SBS also launched a broader diversity inclusion strategy earlier this year, which focuses on their internal culture and employee experiences, as well as supporting diversity and inclusivity in both on-screen and off-screen roles. 

Read: $4.2 billion funding win for ABC and SBS but streaming reforms disappoint

Here we speak to Joshua Griffin, SBS Head of Inclusion and Talent Development.

Can you explain what the SBS gender affirmation policy offers its employees?

‘In 2019, SBS implemented the SBS Gender Affirmation Guidelines. The guidelines have a dual purpose of both clarifying what support is available for employees who might be undertaking a gender affirming process as well as providing help and guidance for managers and colleagues on how to best support their colleagues.

‘We are finding, where a team member has shared that they are going through a gender affirmation, managers and team mates are proactively seeking out and using the guidelines to educate themselves on how best to support that team member’.

What other rights do transgender individuals working at the SBS have?

‘SBS has diversity and inclusion at its heart and we seek to support all our team members – is it an important part of who we are as an organisation. To that end, our trans colleagues enjoy all the same rights as all SBS employees. This includes the right to privacy, the right to take time for medical appointments or counselling/mental health services, the right to be called by the name and pronoun that matches their identity, the right to update their employee data in our systems and the right to use whichever bathroom matches with their gender identity without needing to consciously think about it.

‘We do find, however, that policy alone is never enough. Many gender diverse people have faced obstacles and hurdles in employment previously and so we can’t make assumptions that people automatically know that SBS has these supports available.

‘We actively communicate and engage with staff on these important topics on a regular basis. It’s also one of the reasons that we have specialised Trans and Gender Diverse applicant support as part of our recruitment process – because we know that gender diverse people may not always feel comfortable asking the question of us, so we take the guess work out and let our candidates know that they can be themselves, right from day dot.’

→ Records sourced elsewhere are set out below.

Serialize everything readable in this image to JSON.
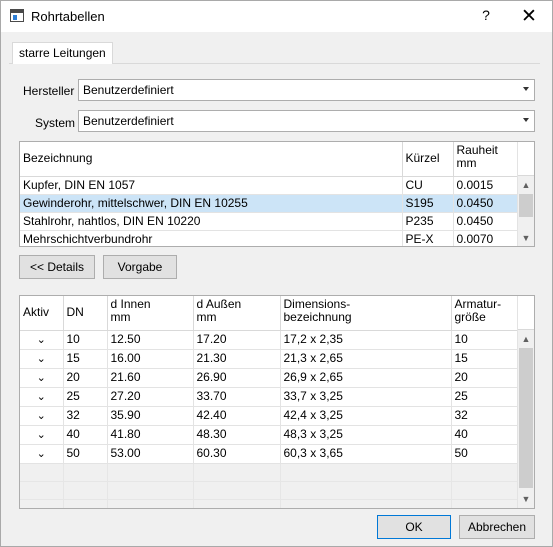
{
  "window": {
    "title": "Rohrtabellen",
    "help": "?",
    "close": "✕"
  },
  "tabs": [
    {
      "label": "starre Leitungen",
      "active": true
    }
  ],
  "form": {
    "hersteller_label": "Hersteller",
    "hersteller_value": "Benutzerdefiniert",
    "system_label": "System",
    "system_value": "Benutzerdefiniert"
  },
  "materials": {
    "columns": [
      "Bezeichnung",
      "Kürzel",
      "Rauheit\nmm"
    ],
    "rows": [
      {
        "name": "Kupfer, DIN EN 1057",
        "code": "CU",
        "roughness": "0.0015",
        "selected": false
      },
      {
        "name": "Gewinderohr, mittelschwer, DIN EN 10255",
        "code": "S195",
        "roughness": "0.0450",
        "selected": true
      },
      {
        "name": "Stahlrohr, nahtlos, DIN EN 10220",
        "code": "P235",
        "roughness": "0.0450",
        "selected": false
      },
      {
        "name": "Mehrschichtverbundrohr",
        "code": "PE-X",
        "roughness": "0.0070",
        "selected": false
      }
    ]
  },
  "buttons": {
    "details": "<< Details",
    "vorgabe": "Vorgabe",
    "ok": "OK",
    "abbrechen": "Abbrechen"
  },
  "sizes": {
    "columns": [
      "Aktiv",
      "DN",
      "d Innen\nmm",
      "d Außen\nmm",
      "Dimensions-\nbezeichnung",
      "Armatur-\ngröße"
    ],
    "check_symbol": "⌄",
    "rows": [
      {
        "active": true,
        "dn": "10",
        "d_inner": "12.50",
        "d_outer": "17.20",
        "designation": "17,2 x 2,35",
        "fitting": "10"
      },
      {
        "active": true,
        "dn": "15",
        "d_inner": "16.00",
        "d_outer": "21.30",
        "designation": "21,3 x 2,65",
        "fitting": "15"
      },
      {
        "active": true,
        "dn": "20",
        "d_inner": "21.60",
        "d_outer": "26.90",
        "designation": "26,9 x 2,65",
        "fitting": "20"
      },
      {
        "active": true,
        "dn": "25",
        "d_inner": "27.20",
        "d_outer": "33.70",
        "designation": "33,7 x 3,25",
        "fitting": "25"
      },
      {
        "active": true,
        "dn": "32",
        "d_inner": "35.90",
        "d_outer": "42.40",
        "designation": "42,4 x 3,25",
        "fitting": "32"
      },
      {
        "active": true,
        "dn": "40",
        "d_inner": "41.80",
        "d_outer": "48.30",
        "designation": "48,3 x 3,25",
        "fitting": "40"
      },
      {
        "active": true,
        "dn": "50",
        "d_inner": "53.00",
        "d_outer": "60.30",
        "designation": "60,3 x 3,65",
        "fitting": "50"
      }
    ]
  },
  "colors": {
    "selection": "#cce4f7",
    "accent": "#0078d7"
  }
}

ScreenHub has approached Channels 7, 9 and 10 for interview and is still awaiting responses.

Silvi Vann-Wall is a journalist, podcaster, and filmmaker. They joined ScreenHub as Film Content Lead in 2022. Twitter: @SilviReports